> [Records contained in a dataset]:
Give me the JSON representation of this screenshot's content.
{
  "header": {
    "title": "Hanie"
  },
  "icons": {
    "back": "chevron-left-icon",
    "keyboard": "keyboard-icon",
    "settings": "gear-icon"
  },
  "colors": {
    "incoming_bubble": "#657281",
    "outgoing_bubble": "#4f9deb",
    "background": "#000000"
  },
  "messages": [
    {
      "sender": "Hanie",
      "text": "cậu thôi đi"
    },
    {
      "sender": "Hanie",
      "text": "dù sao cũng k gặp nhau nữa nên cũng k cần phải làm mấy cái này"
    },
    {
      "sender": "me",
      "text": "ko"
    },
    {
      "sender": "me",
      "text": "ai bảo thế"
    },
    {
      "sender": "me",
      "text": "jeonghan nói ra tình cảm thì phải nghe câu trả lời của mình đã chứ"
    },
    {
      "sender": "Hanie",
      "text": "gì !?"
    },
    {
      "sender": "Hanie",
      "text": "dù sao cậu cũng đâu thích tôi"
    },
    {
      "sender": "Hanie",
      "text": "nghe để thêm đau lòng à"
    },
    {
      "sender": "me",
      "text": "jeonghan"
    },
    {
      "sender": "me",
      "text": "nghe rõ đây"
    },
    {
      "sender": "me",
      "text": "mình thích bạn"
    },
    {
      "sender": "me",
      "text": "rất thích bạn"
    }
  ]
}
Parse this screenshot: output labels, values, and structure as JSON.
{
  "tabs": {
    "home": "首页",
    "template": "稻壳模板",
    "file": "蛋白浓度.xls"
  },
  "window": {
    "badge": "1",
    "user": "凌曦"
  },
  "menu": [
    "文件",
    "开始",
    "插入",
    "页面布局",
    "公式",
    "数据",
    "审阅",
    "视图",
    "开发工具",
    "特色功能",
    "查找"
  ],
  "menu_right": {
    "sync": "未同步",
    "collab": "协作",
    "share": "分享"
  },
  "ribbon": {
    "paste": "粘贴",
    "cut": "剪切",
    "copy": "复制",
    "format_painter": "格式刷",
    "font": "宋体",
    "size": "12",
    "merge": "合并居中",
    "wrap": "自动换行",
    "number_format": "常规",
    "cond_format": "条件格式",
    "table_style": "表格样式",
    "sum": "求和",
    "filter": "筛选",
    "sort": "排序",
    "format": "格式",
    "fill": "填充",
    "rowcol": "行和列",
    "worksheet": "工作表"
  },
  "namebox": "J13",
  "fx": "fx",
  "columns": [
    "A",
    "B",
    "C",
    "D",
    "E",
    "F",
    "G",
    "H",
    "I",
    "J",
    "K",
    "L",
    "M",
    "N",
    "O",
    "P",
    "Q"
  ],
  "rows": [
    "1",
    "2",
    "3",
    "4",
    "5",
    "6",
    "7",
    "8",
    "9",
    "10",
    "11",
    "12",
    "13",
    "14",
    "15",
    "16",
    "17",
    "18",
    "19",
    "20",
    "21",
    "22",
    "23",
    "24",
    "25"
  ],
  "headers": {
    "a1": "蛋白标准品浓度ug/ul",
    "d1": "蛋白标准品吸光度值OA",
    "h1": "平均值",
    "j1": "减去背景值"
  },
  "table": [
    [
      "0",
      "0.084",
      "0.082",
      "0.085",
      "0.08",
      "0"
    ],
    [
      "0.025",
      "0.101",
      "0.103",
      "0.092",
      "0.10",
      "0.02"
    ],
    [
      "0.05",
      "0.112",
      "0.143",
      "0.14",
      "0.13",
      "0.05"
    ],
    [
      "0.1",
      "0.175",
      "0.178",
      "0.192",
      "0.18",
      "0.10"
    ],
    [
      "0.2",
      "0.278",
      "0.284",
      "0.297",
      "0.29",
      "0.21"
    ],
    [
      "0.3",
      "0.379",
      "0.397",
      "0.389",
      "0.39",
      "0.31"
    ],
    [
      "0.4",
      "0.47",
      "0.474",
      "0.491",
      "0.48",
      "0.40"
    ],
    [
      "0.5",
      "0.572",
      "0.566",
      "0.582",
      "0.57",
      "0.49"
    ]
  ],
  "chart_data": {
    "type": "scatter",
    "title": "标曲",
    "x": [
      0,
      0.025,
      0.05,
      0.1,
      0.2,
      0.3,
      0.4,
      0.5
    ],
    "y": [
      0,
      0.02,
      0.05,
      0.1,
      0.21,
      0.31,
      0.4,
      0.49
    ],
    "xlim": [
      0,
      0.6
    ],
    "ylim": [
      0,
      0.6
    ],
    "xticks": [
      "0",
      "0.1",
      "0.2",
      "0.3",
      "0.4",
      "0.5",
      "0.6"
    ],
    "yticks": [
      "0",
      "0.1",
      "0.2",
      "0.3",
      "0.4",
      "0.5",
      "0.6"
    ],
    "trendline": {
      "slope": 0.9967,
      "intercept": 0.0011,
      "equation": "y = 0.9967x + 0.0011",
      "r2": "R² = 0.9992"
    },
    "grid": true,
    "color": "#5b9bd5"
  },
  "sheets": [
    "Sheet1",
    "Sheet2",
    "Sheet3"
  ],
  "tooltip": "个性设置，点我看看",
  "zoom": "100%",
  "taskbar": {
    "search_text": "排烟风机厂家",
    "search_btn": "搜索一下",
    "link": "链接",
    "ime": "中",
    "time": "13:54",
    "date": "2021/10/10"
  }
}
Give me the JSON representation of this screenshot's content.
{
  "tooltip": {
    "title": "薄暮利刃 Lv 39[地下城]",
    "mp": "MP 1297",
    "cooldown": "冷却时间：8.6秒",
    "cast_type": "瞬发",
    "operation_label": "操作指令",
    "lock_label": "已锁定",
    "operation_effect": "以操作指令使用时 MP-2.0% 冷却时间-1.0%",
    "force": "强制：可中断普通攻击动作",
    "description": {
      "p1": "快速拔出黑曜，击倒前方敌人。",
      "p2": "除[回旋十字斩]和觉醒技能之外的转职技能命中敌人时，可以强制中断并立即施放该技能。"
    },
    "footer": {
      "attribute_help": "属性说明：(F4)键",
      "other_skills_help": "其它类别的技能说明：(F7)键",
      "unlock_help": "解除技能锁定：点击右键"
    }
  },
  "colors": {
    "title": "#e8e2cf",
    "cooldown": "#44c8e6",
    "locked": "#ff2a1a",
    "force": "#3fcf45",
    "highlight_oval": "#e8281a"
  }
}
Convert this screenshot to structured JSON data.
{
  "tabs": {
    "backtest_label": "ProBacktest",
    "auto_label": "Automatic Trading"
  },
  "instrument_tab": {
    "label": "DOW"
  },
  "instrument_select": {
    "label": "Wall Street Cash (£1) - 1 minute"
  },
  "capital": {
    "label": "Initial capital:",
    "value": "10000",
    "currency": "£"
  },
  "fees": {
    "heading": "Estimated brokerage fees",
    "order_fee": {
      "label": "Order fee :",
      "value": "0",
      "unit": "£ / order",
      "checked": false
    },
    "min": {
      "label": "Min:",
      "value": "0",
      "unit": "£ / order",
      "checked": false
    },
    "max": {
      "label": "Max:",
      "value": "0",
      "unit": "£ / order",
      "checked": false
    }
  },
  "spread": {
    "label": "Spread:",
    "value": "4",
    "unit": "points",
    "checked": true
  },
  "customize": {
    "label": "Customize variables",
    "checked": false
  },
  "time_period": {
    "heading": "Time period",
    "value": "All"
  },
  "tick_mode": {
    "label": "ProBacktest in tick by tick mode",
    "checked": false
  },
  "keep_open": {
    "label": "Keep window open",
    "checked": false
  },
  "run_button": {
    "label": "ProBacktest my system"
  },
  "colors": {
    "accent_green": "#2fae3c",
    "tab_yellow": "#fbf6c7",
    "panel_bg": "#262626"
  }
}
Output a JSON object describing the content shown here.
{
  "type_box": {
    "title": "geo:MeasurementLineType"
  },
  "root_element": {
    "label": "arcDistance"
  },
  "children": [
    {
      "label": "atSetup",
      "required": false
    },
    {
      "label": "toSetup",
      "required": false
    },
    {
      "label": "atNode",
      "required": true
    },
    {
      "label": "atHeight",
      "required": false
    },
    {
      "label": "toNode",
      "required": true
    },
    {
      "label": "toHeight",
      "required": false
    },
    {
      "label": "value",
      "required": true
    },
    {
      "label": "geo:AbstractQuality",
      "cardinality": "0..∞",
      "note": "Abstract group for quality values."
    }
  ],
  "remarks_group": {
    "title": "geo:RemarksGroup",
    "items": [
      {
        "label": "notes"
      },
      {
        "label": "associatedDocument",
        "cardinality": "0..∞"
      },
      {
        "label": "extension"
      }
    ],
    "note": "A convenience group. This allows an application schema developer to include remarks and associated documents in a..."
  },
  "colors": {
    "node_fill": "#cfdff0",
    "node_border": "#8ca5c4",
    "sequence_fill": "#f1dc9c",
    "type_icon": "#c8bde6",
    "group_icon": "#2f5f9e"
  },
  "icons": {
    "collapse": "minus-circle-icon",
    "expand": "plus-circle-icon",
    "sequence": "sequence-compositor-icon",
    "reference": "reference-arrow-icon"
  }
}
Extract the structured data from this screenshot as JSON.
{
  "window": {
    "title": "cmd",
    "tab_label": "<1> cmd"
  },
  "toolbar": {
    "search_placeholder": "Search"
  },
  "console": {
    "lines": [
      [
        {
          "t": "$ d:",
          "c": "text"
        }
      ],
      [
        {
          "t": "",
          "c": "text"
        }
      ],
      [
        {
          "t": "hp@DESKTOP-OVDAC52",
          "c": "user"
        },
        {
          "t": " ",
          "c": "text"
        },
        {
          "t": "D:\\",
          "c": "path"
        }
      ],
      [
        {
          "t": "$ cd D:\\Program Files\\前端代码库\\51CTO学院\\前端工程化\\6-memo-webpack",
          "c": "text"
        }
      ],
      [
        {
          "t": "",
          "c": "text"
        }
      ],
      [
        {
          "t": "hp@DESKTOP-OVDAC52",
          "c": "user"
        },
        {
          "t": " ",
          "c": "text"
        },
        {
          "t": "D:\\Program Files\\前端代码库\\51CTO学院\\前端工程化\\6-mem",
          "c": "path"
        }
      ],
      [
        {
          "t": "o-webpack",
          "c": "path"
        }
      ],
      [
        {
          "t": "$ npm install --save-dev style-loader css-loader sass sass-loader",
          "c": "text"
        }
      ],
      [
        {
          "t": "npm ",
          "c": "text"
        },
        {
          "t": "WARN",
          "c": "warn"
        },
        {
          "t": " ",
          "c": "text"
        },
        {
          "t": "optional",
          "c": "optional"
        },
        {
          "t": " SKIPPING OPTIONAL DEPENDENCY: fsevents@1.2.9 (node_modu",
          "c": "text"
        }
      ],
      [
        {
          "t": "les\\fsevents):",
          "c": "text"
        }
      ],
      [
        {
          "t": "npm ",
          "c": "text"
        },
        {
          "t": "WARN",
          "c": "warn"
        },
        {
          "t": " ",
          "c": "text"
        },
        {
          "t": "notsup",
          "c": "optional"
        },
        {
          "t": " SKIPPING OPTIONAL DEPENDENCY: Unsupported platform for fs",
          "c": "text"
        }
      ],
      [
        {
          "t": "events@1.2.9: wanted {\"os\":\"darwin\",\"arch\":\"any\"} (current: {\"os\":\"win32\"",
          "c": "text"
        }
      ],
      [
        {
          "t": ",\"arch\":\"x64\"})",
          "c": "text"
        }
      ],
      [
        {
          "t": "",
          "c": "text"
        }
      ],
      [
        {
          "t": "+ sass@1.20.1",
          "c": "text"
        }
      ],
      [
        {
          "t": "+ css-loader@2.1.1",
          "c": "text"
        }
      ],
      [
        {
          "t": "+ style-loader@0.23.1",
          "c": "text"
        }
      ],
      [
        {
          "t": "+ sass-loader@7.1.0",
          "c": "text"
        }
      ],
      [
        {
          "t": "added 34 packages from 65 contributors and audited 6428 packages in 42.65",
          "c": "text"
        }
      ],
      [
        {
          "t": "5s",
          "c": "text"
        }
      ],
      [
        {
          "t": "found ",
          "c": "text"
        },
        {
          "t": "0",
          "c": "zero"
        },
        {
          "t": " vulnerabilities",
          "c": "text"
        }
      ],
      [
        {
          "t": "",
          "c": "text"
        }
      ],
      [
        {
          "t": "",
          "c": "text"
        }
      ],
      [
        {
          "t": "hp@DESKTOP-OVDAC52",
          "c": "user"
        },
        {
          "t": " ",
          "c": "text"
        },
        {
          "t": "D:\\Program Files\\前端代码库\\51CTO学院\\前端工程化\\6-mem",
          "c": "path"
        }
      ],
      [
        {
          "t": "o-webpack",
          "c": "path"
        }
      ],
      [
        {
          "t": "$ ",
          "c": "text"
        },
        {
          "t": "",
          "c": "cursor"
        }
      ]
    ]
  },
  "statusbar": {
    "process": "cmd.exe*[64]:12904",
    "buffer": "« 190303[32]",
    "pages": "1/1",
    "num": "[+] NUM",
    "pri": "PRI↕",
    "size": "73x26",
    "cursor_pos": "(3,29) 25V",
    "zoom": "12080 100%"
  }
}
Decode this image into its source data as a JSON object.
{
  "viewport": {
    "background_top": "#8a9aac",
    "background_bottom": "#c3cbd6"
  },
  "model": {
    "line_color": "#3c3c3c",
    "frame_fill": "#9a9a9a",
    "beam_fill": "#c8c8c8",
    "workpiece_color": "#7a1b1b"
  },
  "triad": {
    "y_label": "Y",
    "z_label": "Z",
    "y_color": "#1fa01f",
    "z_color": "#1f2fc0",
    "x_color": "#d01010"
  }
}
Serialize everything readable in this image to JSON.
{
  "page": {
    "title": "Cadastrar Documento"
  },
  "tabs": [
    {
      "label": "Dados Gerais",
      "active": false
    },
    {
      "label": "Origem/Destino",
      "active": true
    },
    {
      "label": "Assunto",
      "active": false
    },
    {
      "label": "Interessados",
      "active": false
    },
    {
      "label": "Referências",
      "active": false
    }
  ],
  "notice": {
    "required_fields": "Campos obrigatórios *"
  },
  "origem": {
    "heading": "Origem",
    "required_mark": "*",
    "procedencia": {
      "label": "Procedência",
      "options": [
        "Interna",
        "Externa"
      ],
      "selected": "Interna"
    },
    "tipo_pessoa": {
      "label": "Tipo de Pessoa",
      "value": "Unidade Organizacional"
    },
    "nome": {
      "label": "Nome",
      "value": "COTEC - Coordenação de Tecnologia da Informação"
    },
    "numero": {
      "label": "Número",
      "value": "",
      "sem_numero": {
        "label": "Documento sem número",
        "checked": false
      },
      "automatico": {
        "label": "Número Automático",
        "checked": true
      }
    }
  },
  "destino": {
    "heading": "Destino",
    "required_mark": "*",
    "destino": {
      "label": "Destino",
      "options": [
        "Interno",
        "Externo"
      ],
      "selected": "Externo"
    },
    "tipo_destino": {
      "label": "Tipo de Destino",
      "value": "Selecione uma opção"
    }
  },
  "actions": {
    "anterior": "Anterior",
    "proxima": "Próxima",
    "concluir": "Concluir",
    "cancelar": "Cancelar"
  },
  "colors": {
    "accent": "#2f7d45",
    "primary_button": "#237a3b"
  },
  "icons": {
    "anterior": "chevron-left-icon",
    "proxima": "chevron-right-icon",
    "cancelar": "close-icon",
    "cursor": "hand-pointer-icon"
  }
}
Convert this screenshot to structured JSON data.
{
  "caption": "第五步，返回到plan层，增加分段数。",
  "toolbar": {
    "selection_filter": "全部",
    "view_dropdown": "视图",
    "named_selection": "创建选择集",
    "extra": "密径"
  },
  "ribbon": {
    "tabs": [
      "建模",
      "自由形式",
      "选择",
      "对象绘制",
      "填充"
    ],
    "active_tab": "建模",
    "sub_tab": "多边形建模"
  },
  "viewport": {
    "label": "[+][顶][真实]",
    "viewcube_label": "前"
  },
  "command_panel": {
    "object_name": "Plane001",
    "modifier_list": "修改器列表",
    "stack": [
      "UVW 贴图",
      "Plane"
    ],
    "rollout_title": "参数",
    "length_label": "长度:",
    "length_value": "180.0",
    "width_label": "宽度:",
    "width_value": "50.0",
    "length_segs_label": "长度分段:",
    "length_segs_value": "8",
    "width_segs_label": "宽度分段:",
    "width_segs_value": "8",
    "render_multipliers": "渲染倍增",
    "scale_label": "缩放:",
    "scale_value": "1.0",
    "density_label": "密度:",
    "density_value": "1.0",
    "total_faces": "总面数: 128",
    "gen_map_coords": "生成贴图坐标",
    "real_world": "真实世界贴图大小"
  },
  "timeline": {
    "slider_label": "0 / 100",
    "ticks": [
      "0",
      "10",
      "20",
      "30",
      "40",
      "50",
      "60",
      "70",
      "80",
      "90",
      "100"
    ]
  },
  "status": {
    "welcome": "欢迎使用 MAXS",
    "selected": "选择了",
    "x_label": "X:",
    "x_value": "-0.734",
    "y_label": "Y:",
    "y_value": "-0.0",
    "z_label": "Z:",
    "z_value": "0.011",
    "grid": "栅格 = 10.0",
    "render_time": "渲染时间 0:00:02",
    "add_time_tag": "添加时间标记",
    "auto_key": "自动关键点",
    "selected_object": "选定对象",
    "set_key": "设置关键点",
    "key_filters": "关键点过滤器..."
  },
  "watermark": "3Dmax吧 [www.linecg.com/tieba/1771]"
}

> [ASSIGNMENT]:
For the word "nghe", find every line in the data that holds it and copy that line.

> [OUTPUT OF THE TASK]:
      "text": "jeonghan nói ra tình cảm thì phải nghe câu trả lời của mình đã chứ"
      "text": "nghe để thêm đau lòng à"
      "text": "nghe rõ đây"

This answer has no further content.